I’ve banned exclamation marks from Connect Content, and it’s the best thing I’ve ever done!!!
The sentence above sums up exactly why they’re banned.
Putting aside the fact that it reads like it was written by a 14-year-old Belieber, exclamation marks (or ‘screamers’ in publishing terms) are rarely used just to exclaim things, which is a big part of their job.
Instead, they’re mostly employed to underline a lame joke, to highlight something cool, as an attempt to lighten the tone, or to try and get across that ‘we don’t take things too seriously around here’. We might be tax accountants, but we like to cut loose!!!
I think a writer should be able to do all of those things using their skills as a writer. Using exclamation marks as a cheap device to convey tone or attitude makes writers lazy and some golden opportunities to create great, on-brand content are missed.
Plus, the exclamation mark is not to be trusted. It’s dined out for years on being the ‘fun punctuation mark’, which is why people are happy to throw it into their marketing material at will.
Be warned: the exclamation mark can change the image of your business in an instant.
Here’s an example from a client who is a Car Broker, mostly dealing in high-end Range Rovers, and the like. He asked me to do a Web Content Analysis on his website and the first thing I read said this:
We’ll locate the specific car or UTE you need – at no cost to you!
It’s a great offering, but the headline is too shouty and excitable. It’s also a bit bargain basement/dollar store for people looking for help sourcing quality cars.
Remove the exclamation mark and the headline might not be as much fun but it’s calm, assured and much more professional.
We’ll locate the specific car or UTE you need – at no cost to you.
So, should you ban exclamation marks from all your marketing material and emails? Probably not. But you should think about what you’re going to convey every time you hit SHIFT>1.

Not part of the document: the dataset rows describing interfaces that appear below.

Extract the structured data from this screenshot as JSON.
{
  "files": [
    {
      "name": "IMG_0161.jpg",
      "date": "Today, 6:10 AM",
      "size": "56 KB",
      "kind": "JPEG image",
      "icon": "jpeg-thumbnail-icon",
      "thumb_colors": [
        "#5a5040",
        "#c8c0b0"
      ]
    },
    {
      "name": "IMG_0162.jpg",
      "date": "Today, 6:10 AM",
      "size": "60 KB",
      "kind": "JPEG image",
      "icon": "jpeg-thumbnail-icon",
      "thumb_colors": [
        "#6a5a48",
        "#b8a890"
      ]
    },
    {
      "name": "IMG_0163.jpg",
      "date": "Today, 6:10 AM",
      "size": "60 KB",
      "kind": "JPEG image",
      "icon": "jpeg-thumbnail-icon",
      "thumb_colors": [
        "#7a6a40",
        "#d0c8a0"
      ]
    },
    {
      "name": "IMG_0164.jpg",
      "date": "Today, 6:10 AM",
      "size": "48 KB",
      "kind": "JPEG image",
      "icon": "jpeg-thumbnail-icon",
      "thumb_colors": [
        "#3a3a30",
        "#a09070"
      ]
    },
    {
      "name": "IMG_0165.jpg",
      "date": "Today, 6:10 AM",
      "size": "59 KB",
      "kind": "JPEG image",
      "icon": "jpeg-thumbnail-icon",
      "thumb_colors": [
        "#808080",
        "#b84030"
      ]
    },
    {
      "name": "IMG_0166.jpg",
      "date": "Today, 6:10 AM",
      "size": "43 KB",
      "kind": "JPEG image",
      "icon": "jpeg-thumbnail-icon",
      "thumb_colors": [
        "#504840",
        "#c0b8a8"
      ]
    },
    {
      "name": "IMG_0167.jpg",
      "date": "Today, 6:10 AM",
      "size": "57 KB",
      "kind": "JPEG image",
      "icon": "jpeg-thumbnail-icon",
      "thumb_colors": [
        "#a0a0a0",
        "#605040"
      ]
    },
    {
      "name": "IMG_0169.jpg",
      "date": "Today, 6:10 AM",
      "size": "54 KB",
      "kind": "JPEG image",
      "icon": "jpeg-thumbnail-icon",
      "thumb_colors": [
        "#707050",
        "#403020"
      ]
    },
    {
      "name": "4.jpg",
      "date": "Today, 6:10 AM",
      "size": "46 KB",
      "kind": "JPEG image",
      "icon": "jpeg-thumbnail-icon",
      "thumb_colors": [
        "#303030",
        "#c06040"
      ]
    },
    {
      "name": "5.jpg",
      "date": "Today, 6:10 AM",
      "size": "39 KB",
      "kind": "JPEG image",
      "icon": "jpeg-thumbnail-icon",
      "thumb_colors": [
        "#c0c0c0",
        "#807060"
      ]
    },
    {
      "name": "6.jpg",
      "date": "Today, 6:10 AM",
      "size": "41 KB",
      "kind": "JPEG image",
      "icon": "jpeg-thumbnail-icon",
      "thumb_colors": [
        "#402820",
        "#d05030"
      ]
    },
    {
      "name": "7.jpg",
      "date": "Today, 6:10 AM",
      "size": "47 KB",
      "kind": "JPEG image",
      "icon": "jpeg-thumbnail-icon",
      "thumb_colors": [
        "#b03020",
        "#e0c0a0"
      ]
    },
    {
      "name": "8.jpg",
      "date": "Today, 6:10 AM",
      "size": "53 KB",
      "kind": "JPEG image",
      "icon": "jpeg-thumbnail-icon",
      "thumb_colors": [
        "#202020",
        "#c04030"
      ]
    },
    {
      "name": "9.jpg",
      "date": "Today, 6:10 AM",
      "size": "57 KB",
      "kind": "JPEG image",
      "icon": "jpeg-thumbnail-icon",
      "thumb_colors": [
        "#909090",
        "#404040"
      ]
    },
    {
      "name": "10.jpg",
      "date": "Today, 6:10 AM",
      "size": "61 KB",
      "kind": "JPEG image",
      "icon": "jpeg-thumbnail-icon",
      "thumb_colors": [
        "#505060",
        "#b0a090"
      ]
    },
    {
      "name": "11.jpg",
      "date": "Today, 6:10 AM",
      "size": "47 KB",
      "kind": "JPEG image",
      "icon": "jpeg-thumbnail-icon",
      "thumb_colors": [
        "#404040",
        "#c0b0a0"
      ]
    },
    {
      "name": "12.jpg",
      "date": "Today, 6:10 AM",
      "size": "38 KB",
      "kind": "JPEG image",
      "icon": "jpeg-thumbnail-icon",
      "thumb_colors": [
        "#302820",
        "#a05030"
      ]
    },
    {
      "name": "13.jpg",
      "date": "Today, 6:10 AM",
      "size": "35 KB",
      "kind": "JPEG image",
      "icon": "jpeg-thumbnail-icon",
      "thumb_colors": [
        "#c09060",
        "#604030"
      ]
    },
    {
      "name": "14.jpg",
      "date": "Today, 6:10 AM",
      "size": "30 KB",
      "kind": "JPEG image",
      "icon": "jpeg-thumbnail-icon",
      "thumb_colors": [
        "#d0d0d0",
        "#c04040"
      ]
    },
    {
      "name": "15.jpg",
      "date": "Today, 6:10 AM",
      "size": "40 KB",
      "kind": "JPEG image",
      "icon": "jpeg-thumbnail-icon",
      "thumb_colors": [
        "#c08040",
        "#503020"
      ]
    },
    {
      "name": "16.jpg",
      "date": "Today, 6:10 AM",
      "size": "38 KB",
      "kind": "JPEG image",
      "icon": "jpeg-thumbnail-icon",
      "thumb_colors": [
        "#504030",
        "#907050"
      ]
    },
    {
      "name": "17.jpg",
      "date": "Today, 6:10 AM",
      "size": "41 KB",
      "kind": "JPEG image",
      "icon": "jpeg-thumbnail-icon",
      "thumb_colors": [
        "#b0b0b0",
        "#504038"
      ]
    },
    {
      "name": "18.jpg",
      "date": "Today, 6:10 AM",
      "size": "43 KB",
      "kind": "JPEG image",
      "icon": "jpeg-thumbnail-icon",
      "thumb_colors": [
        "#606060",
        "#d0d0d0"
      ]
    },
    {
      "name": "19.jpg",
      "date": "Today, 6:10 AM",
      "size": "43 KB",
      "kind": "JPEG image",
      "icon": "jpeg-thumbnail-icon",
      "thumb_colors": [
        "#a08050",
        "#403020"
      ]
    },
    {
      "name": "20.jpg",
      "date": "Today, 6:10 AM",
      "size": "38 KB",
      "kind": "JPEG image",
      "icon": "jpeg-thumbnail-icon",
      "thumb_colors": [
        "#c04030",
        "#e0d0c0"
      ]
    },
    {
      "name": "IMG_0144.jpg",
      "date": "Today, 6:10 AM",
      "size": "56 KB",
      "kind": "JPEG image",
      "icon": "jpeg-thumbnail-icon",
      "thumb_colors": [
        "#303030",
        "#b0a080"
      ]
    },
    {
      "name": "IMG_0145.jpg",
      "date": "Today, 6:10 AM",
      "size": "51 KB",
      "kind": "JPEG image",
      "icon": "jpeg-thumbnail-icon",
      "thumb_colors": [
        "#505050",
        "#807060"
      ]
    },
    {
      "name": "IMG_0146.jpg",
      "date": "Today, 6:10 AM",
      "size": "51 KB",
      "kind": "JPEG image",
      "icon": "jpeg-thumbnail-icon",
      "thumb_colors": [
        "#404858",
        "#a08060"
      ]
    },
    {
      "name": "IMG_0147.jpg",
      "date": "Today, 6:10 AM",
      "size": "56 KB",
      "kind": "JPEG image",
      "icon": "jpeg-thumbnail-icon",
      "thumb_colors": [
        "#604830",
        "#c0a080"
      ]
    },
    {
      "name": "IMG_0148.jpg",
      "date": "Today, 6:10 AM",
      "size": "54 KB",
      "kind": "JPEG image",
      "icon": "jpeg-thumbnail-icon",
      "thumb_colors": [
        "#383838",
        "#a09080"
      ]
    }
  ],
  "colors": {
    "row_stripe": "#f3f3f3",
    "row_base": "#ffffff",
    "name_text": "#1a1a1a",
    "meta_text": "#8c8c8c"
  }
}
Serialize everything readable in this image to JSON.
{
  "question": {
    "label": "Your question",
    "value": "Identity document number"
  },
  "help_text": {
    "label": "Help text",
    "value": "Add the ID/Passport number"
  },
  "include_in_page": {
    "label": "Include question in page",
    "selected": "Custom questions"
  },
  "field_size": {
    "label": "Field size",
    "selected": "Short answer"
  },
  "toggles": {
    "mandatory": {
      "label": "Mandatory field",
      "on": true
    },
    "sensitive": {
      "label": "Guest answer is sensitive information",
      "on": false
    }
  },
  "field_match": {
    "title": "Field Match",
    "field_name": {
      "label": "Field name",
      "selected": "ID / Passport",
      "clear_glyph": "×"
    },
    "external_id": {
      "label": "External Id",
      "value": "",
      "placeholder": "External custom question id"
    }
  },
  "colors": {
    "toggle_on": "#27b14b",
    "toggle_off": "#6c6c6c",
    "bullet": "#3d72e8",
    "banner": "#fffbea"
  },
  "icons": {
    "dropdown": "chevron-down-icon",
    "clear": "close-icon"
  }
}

Will you find exclamation marks in the content that we write for clients? Yes. But they will have been inserted into the copy after careful consideration, and only if using an exclamation mark fits with the brand voice.